Excerpts from an interface dataset:
BEGIN

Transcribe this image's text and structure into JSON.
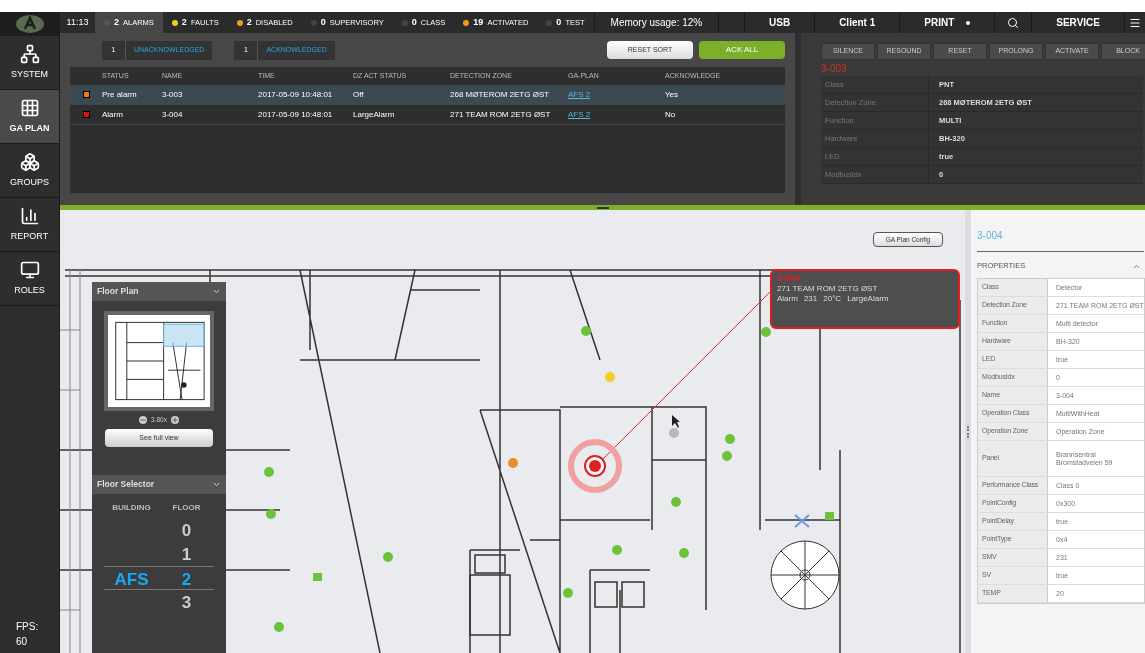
{
  "top_bar": {
    "time": "11:13",
    "status_tabs": [
      {
        "count": "2",
        "label": "ALARMS",
        "color": "#555555",
        "selected": true
      },
      {
        "count": "2",
        "label": "FAULTS",
        "color": "#f2d21b",
        "selected": false
      },
      {
        "count": "2",
        "label": "DISABLED",
        "color": "#f29a1b",
        "selected": false
      },
      {
        "count": "0",
        "label": "SUPERVISORY",
        "color": "#444444",
        "selected": false
      },
      {
        "count": "0",
        "label": "CLASS",
        "color": "#444444",
        "selected": false
      },
      {
        "count": "19",
        "label": "ACTIVATED",
        "color": "#f29a1b",
        "selected": false
      },
      {
        "count": "0",
        "label": "TEST",
        "color": "#444444",
        "selected": false
      }
    ],
    "memory": "Memory usage: 12%",
    "right_items": [
      {
        "kind": "text",
        "label": "USB"
      },
      {
        "kind": "text",
        "label": "Client 1"
      },
      {
        "kind": "print",
        "label": "PRINT"
      },
      {
        "kind": "search"
      },
      {
        "kind": "text",
        "label": "SERVICE"
      },
      {
        "kind": "menu"
      }
    ]
  },
  "sidebar": {
    "items": [
      {
        "kind": "system",
        "label": "SYSTEM",
        "selected": false
      },
      {
        "kind": "gaplan",
        "label": "GA PLAN",
        "selected": true
      },
      {
        "kind": "groups",
        "label": "GROUPS",
        "selected": false
      },
      {
        "kind": "report",
        "label": "REPORT",
        "selected": false
      },
      {
        "kind": "roles",
        "label": "ROLES",
        "selected": false
      }
    ],
    "fps": "FPS: 60"
  },
  "alarm_list": {
    "counters": [
      {
        "count": "1",
        "label": "UNACKNOWLEDGED"
      },
      {
        "count": "1",
        "label": "ACKNOWLEDGED"
      }
    ],
    "reset_sort": "RESET SORT",
    "ack_all": "ACK ALL",
    "columns": [
      "STATUS",
      "NAME",
      "TIME",
      "DZ ACT STATUS",
      "DETECTION ZONE",
      "GA-PLAN",
      "ACKNOWLEDGE"
    ],
    "rows": [
      {
        "status": "Pre alarm",
        "color": "#f07a10",
        "name": "3-003",
        "time": "2017-05-09 10:48:01",
        "dz_act_status": "Off",
        "detection_zone": "268 MØTEROM 2ETG ØST",
        "ga_plan": "AFS 2",
        "acknowledge": "Yes",
        "selected": true
      },
      {
        "status": "Alarm",
        "color": "#e01010",
        "name": "3-004",
        "time": "2017-05-09 10:48:01",
        "dz_act_status": "LargeAlarm",
        "detection_zone": "271 TEAM ROM 2ETG ØST",
        "ga_plan": "AFS 2",
        "acknowledge": "No",
        "selected": false
      }
    ]
  },
  "alarm_details": {
    "buttons": [
      "SILENCE",
      "RESOUND",
      "RESET",
      "PROLONG",
      "ACTIVATE",
      "BLOCK"
    ],
    "title": "3-003",
    "properties": [
      [
        "Class",
        "PNT"
      ],
      [
        "Detection Zone",
        "268 MØTEROM 2ETG ØST"
      ],
      [
        "Function",
        "MULTI"
      ],
      [
        "Hardware",
        "BH-320"
      ],
      [
        "LED",
        "true"
      ],
      [
        "ModbusIdx",
        "0"
      ]
    ]
  },
  "map": {
    "config_button": "GA Plan Config",
    "callout": {
      "title": "3-004",
      "zone": "271 TEAM ROM 2ETG ØST",
      "details": [
        "Alarm",
        "231",
        "20°C",
        "LargeAlarm"
      ]
    },
    "floor_plan": {
      "title": "Floor Plan",
      "zoom": "3.80x",
      "full_view": "See full view"
    },
    "floor_selector": {
      "title": "Floor Selector",
      "building_header": "BUILDING",
      "floor_header": "FLOOR",
      "floors": [
        {
          "floor": "0",
          "selected": false
        },
        {
          "floor": "1",
          "selected": false
        },
        {
          "building": "AFS",
          "floor": "2",
          "selected": true
        },
        {
          "floor": "3",
          "selected": false
        }
      ]
    }
  },
  "properties_panel": {
    "title": "3-004",
    "header": "PROPERTIES",
    "rows": [
      [
        "Class",
        "Detector"
      ],
      [
        "Detection Zone",
        "271 TEAM ROM 2ETG ØST"
      ],
      [
        "Function",
        "Multi detector"
      ],
      [
        "Hardware",
        "BH-320"
      ],
      [
        "LED",
        "true"
      ],
      [
        "ModbusIdx",
        "0"
      ],
      [
        "Name",
        "3-004"
      ],
      [
        "Operation Class",
        "MultiWithHeat"
      ],
      [
        "Operation Zone",
        "Operation Zone"
      ],
      [
        "Panel",
        "Brannsentral Bromstadveien 59"
      ],
      [
        "Performance Class",
        "Class 0"
      ],
      [
        "PointConfig",
        "0x300"
      ],
      [
        "PointDelay",
        "true"
      ],
      [
        "PointType",
        "0x4"
      ],
      [
        "SMV",
        "231"
      ],
      [
        "SV",
        "true"
      ],
      [
        "TEMP",
        "20"
      ]
    ]
  }
}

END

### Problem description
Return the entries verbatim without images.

### Answer section
Transcribe this image's text and structure into JSON.
{
  "top_bar": {
    "time": "11:13",
    "status_tabs": [
      {
        "count": "2",
        "label": "ALARMS",
        "color": "#555555",
        "selected": true
      },
      {
        "count": "2",
        "label": "FAULTS",
        "color": "#f2d21b",
        "selected": false
      },
      {
        "count": "2",
        "label": "DISABLED",
        "color": "#f29a1b",
        "selected": false
      },
      {
        "count": "0",
        "label": "SUPERVISORY",
        "color": "#444444",
        "selected": false
      },
      {
        "count": "0",
        "label": "CLASS",
        "color": "#444444",
        "selected": false
      },
      {
        "count": "19",
        "label": "ACTIVATED",
        "color": "#f29a1b",
        "selected": false
      },
      {
        "count": "0",
        "label": "TEST",
        "color": "#444444",
        "selected": false
      }
    ],
    "memory": "Memory usage: 12%",
    "right_items": [
      {
        "kind": "text",
        "label": "USB"
      },
      {
        "kind": "text",
        "label": "Client 1"
      },
      {
        "kind": "print",
        "label": "PRINT"
      },
      {
        "kind": "search"
      },
      {
        "kind": "text",
        "label": "SERVICE"
      },
      {
        "kind": "menu"
      }
    ]
  },
  "sidebar": {
    "items": [
      {
        "kind": "system",
        "label": "SYSTEM",
        "selected": false
      },
      {
        "kind": "gaplan",
        "label": "GA PLAN",
        "selected": true
      },
      {
        "kind": "groups",
        "label": "GROUPS",
        "selected": false
      },
      {
        "kind": "report",
        "label": "REPORT",
        "selected": false
      },
      {
        "kind": "roles",
        "label": "ROLES",
        "selected": false
      }
    ],
    "fps": "FPS: 60"
  },
  "alarm_list": {
    "counters": [
      {
        "count": "1",
        "label": "UNACKNOWLEDGED"
      },
      {
        "count": "1",
        "label": "ACKNOWLEDGED"
      }
    ],
    "reset_sort": "RESET SORT",
    "ack_all": "ACK ALL",
    "columns": [
      "STATUS",
      "NAME",
      "TIME",
      "DZ ACT STATUS",
      "DETECTION ZONE",
      "GA-PLAN",
      "ACKNOWLEDGE"
    ],
    "rows": [
      {
        "status": "Pre alarm",
        "color": "#f07a10",
        "name": "3-003",
        "time": "2017-05-09 10:48:01",
        "dz_act_status": "Off",
        "detection_zone": "268 MØTEROM 2ETG ØST",
        "ga_plan": "AFS 2",
        "acknowledge": "Yes",
        "selected": true
      },
      {
        "status": "Alarm",
        "color": "#e01010",
        "name": "3-004",
        "time": "2017-05-09 10:48:01",
        "dz_act_status": "LargeAlarm",
        "detection_zone": "271 TEAM ROM 2ETG ØST",
        "ga_plan": "AFS 2",
        "acknowledge": "No",
        "selected": false
      }
    ]
  },
  "alarm_details": {
    "buttons": [
      "SILENCE",
      "RESOUND",
      "RESET",
      "PROLONG",
      "ACTIVATE",
      "BLOCK"
    ],
    "title": "3-003",
    "properties": [
      [
        "Class",
        "PNT"
      ],
      [
        "Detection Zone",
        "268 MØTEROM 2ETG ØST"
      ],
      [
        "Function",
        "MULTI"
      ],
      [
        "Hardware",
        "BH-320"
      ],
      [
        "LED",
        "true"
      ],
      [
        "ModbusIdx",
        "0"
      ]
    ]
  },
  "map": {
    "config_button": "GA Plan Config",
    "callout": {
      "title": "3-004",
      "zone": "271 TEAM ROM 2ETG ØST",
      "details": [
        "Alarm",
        "231",
        "20°C",
        "LargeAlarm"
      ]
    },
    "floor_plan": {
      "title": "Floor Plan",
      "zoom": "3.80x",
      "full_view": "See full view"
    },
    "floor_selector": {
      "title": "Floor Selector",
      "building_header": "BUILDING",
      "floor_header": "FLOOR",
      "floors": [
        {
          "floor": "0",
          "selected": false
        },
        {
          "floor": "1",
          "selected": false
        },
        {
          "building": "AFS",
          "floor": "2",
          "selected": true
        },
        {
          "floor": "3",
          "selected": false
        }
      ]
    }
  },
  "properties_panel": {
    "title": "3-004",
    "header": "PROPERTIES",
    "rows": [
      [
        "Class",
        "Detector"
      ],
      [
        "Detection Zone",
        "271 TEAM ROM 2ETG ØST"
      ],
      [
        "Function",
        "Multi detector"
      ],
      [
        "Hardware",
        "BH-320"
      ],
      [
        "LED",
        "true"
      ],
      [
        "ModbusIdx",
        "0"
      ],
      [
        "Name",
        "3-004"
      ],
      [
        "Operation Class",
        "MultiWithHeat"
      ],
      [
        "Operation Zone",
        "Operation Zone"
      ],
      [
        "Panel",
        "Brannsentral Bromstadveien 59"
      ],
      [
        "Performance Class",
        "Class 0"
      ],
      [
        "PointConfig",
        "0x300"
      ],
      [
        "PointDelay",
        "true"
      ],
      [
        "PointType",
        "0x4"
      ],
      [
        "SMV",
        "231"
      ],
      [
        "SV",
        "true"
      ],
      [
        "TEMP",
        "20"
      ]
    ]
  }
}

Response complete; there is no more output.